━━ Material for this exercise

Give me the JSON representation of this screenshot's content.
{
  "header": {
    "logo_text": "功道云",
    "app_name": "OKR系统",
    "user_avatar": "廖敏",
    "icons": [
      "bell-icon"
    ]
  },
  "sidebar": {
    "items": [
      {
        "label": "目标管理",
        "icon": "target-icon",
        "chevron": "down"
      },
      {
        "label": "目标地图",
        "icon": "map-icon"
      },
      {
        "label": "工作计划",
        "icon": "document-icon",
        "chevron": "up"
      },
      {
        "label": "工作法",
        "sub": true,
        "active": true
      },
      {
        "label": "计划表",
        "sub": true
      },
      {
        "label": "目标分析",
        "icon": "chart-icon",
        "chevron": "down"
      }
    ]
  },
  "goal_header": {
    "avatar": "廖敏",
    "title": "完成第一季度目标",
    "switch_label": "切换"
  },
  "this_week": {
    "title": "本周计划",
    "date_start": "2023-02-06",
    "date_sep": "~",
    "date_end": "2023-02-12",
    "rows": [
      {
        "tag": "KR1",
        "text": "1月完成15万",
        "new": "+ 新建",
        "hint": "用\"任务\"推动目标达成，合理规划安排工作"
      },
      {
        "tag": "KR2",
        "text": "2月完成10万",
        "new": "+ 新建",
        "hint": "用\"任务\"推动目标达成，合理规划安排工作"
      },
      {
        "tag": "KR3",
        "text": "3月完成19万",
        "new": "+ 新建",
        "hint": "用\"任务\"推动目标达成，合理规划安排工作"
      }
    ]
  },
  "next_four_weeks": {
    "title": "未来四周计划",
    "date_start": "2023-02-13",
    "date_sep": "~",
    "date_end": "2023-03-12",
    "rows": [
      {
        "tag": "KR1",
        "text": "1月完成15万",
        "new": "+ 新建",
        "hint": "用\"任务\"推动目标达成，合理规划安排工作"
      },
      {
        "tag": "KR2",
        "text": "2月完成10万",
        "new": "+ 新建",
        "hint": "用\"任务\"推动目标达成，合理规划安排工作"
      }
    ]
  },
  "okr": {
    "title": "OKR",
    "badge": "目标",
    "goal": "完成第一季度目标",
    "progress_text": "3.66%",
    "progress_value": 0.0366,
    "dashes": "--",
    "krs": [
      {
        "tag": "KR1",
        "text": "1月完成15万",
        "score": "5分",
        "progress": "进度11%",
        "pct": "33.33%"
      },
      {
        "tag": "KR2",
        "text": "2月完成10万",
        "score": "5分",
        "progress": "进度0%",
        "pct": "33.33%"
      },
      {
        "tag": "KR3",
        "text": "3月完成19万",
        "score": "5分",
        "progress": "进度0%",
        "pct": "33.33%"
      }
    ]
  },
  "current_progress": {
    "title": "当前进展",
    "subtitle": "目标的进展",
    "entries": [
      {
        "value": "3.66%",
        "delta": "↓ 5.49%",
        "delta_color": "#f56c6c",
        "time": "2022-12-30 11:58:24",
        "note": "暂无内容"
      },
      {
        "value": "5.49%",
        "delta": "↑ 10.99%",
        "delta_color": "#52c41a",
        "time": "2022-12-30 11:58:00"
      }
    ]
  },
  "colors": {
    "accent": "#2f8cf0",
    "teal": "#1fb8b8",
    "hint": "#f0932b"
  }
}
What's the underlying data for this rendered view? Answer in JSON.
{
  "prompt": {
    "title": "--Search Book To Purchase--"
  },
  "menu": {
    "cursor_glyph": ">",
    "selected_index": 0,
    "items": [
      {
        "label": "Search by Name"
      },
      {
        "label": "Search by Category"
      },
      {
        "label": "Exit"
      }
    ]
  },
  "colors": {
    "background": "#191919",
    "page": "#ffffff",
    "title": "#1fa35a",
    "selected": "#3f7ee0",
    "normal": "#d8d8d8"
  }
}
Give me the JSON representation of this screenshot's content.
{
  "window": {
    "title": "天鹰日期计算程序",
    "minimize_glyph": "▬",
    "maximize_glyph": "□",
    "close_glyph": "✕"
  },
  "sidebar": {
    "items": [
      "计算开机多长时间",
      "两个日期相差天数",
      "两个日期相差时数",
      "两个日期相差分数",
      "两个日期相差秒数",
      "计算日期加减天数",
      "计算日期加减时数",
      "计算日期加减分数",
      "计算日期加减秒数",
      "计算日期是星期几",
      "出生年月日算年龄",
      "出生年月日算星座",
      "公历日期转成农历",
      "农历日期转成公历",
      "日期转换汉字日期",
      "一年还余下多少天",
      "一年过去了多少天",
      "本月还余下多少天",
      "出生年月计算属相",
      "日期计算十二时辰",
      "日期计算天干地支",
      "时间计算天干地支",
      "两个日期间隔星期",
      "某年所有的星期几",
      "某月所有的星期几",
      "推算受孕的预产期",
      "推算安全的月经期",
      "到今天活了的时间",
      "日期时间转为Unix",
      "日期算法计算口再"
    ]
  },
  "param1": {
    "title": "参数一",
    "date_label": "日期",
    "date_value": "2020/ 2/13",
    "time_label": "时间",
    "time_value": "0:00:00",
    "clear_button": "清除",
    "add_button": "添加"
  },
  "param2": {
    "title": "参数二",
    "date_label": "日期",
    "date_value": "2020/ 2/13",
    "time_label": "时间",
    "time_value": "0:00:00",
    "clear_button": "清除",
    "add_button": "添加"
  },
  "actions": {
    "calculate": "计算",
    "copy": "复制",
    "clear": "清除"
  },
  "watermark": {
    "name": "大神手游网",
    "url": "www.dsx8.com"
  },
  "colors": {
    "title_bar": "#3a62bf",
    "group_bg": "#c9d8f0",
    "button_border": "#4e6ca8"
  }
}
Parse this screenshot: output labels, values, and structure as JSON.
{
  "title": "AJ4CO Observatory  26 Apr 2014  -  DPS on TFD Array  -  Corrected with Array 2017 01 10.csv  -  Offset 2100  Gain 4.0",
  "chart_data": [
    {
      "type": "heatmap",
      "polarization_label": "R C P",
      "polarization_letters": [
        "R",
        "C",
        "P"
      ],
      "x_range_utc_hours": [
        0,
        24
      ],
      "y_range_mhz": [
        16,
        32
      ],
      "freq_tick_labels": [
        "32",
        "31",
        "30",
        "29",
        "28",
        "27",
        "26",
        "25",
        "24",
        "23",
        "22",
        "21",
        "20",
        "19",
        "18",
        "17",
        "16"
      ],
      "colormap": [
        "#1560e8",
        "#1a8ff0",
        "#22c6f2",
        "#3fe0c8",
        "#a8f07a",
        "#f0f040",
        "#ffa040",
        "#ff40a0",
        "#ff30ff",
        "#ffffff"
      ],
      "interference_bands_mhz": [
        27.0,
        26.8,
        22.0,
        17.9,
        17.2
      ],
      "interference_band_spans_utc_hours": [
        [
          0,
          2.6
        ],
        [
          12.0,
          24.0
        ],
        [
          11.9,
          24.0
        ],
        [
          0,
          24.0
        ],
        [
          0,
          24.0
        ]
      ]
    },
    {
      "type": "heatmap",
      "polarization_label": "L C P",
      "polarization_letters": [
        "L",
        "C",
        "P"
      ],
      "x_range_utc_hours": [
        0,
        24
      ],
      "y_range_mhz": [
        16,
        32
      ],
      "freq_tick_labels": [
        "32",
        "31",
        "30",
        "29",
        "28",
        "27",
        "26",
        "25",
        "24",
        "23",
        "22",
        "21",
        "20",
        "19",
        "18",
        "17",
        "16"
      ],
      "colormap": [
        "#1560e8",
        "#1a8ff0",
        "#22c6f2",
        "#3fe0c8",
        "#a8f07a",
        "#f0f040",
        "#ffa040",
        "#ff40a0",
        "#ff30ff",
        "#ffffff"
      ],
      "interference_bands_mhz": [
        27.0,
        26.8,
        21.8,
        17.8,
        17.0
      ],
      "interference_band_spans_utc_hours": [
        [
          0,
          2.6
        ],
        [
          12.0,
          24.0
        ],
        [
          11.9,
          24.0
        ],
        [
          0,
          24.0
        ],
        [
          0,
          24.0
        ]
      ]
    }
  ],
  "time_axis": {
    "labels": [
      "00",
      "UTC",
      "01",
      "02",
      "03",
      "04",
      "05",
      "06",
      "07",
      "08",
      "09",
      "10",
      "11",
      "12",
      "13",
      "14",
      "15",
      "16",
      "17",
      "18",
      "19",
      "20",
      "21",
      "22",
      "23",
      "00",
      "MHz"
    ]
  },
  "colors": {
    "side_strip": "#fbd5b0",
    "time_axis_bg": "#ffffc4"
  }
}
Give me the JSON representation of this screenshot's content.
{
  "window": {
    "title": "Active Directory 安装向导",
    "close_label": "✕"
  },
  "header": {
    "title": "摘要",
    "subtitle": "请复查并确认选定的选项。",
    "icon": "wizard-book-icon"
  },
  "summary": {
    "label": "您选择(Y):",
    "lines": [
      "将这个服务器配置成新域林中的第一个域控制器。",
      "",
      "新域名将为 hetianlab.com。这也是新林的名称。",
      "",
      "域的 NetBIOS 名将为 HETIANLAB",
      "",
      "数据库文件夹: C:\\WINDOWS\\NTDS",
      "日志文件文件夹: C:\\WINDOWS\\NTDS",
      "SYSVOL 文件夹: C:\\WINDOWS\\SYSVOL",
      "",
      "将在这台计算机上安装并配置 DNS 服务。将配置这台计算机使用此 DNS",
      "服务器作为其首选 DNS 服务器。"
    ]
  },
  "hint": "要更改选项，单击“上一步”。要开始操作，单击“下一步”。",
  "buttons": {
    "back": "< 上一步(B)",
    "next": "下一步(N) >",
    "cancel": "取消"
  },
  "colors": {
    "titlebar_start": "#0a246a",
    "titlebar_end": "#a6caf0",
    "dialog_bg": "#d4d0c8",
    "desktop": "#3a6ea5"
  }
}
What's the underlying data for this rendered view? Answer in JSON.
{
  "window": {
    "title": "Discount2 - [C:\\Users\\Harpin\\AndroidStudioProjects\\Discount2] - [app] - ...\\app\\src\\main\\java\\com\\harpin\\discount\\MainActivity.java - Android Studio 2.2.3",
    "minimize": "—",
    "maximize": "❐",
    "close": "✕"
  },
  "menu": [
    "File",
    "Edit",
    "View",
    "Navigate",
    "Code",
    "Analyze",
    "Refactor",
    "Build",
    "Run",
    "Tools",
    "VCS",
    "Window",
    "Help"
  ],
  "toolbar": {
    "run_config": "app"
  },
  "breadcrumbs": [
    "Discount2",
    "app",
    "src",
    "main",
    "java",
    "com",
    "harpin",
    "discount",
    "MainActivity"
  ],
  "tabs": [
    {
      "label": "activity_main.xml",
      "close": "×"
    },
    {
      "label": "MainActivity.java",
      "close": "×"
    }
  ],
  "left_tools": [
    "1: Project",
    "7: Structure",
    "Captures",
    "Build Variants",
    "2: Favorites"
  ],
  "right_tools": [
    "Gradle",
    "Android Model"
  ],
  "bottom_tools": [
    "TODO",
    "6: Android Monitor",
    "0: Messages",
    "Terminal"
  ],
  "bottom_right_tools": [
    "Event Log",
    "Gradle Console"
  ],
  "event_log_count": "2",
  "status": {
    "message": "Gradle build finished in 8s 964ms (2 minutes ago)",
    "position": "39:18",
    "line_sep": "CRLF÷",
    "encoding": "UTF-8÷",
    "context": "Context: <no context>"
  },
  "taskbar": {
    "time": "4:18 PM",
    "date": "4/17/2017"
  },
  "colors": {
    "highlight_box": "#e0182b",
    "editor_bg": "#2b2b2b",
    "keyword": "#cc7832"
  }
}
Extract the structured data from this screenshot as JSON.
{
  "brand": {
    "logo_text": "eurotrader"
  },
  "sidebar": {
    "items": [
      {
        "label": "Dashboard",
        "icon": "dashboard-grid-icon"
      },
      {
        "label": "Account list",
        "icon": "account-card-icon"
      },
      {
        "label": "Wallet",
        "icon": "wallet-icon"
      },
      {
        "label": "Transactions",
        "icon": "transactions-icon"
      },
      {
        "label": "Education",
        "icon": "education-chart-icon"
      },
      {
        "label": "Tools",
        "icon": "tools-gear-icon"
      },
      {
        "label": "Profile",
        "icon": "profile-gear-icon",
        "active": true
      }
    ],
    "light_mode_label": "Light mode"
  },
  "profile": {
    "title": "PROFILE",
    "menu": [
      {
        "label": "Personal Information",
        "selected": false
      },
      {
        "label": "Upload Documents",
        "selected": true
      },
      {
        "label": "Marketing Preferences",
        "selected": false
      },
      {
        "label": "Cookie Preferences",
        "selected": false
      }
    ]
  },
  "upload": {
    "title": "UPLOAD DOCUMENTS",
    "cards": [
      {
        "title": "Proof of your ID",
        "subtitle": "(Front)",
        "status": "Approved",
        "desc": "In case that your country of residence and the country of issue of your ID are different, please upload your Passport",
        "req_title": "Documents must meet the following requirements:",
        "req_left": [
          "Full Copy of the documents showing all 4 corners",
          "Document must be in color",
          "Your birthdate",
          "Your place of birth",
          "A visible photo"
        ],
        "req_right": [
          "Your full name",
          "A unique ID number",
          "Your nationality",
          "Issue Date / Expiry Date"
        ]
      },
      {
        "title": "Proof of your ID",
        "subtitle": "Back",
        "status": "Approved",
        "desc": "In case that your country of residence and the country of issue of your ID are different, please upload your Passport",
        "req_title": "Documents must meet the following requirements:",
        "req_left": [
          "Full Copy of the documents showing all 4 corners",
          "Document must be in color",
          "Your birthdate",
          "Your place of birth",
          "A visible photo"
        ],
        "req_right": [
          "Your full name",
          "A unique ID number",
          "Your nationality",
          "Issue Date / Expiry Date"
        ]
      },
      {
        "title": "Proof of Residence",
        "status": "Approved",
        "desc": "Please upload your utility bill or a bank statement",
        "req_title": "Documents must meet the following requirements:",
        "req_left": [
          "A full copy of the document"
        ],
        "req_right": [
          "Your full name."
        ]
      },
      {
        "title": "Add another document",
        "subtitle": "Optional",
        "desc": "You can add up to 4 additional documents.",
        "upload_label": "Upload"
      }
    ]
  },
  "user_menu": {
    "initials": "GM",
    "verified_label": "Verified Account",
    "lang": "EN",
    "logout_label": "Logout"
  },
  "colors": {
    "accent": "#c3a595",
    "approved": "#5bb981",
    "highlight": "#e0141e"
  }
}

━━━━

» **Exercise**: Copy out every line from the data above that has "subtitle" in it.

» **Task response**:
    "subtitle": "目标的进展",
    "subtitle": "请复查并确认选定的选项。",
        "subtitle": "(Front)",
        "subtitle": "Back",
        "subtitle": "Optional",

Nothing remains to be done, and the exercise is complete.